Material provided:
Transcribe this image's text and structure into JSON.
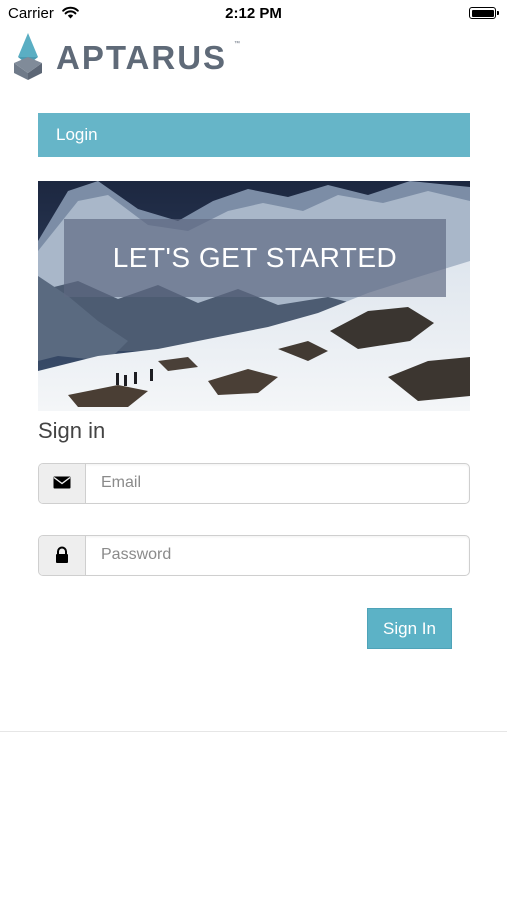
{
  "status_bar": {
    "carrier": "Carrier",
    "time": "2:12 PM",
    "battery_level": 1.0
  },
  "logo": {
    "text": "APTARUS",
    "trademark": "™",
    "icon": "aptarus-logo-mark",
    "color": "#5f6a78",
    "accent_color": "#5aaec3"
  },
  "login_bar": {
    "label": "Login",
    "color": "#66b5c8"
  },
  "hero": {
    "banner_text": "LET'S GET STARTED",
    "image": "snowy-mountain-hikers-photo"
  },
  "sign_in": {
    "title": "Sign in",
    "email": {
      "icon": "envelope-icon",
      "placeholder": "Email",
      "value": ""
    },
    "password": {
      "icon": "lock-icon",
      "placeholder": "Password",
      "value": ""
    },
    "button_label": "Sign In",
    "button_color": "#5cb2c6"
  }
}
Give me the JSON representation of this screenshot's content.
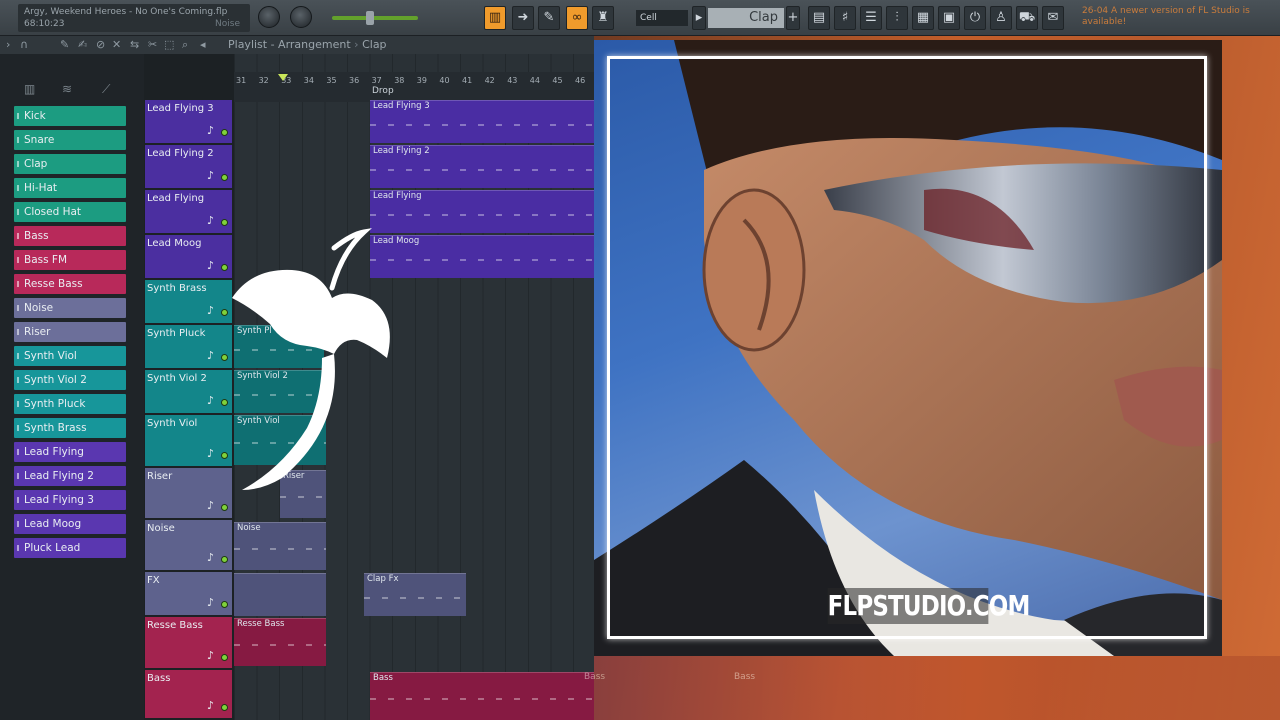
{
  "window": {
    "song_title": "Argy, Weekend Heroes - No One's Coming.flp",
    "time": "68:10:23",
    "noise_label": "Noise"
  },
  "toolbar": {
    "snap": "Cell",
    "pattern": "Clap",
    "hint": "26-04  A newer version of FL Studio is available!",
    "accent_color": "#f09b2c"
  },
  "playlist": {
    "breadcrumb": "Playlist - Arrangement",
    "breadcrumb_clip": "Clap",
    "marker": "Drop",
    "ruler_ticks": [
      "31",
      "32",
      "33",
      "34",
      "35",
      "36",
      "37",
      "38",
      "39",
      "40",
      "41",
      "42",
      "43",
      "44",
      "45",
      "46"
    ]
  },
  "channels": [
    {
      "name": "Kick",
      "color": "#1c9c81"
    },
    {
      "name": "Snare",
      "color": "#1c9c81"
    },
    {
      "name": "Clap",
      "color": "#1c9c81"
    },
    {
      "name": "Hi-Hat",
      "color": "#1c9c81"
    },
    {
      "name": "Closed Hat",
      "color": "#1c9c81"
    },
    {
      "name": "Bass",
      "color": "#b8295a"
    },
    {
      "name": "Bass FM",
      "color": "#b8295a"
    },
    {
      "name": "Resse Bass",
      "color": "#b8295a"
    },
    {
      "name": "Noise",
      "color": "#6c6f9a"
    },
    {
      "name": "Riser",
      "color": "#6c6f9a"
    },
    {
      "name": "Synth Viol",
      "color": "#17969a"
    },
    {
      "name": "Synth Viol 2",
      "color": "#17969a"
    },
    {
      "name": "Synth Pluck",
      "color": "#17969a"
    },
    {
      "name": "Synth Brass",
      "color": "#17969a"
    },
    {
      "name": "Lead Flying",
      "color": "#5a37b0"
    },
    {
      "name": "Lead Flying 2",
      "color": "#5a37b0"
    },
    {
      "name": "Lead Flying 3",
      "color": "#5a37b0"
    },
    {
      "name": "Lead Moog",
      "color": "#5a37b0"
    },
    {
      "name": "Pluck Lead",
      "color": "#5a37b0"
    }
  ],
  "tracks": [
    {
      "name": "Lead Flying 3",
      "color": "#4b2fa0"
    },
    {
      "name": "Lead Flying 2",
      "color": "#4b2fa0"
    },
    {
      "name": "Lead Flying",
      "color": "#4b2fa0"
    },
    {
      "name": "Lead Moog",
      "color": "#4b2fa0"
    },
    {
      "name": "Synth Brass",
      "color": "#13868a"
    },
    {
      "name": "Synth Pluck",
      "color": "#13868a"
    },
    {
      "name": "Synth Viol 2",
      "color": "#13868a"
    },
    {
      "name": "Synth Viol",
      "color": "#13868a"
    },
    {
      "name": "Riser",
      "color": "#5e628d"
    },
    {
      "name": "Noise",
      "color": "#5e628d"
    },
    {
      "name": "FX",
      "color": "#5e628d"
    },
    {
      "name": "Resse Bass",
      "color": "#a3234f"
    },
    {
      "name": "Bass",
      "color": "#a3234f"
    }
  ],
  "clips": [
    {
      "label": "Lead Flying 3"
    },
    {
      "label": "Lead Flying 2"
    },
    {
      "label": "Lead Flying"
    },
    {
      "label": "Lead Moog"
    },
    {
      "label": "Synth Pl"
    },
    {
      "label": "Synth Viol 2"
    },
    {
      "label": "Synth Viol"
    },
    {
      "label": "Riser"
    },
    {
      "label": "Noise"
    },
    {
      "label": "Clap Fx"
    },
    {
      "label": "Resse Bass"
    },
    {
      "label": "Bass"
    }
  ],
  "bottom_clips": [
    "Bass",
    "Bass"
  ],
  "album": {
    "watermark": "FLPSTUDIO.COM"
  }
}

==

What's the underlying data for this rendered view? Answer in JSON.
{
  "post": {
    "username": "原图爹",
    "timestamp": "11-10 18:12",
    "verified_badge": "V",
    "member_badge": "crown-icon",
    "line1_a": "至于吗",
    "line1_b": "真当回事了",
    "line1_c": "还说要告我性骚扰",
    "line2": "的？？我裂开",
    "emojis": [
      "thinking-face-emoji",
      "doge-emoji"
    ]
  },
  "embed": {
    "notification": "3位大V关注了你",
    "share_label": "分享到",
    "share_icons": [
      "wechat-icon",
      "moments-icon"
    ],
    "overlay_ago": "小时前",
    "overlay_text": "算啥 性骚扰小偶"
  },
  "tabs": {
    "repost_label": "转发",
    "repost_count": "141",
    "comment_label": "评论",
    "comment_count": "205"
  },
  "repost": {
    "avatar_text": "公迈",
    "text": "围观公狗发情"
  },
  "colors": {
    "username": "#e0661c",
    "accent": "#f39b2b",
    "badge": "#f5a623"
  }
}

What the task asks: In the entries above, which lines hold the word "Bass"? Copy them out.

Exercise answer:
      "name": "Bass",
      "name": "Bass FM",
      "name": "Resse Bass",
      "name": "Resse Bass",
      "name": "Bass",
      "label": "Resse Bass"
      "label": "Bass"
    "Bass",
    "Bass"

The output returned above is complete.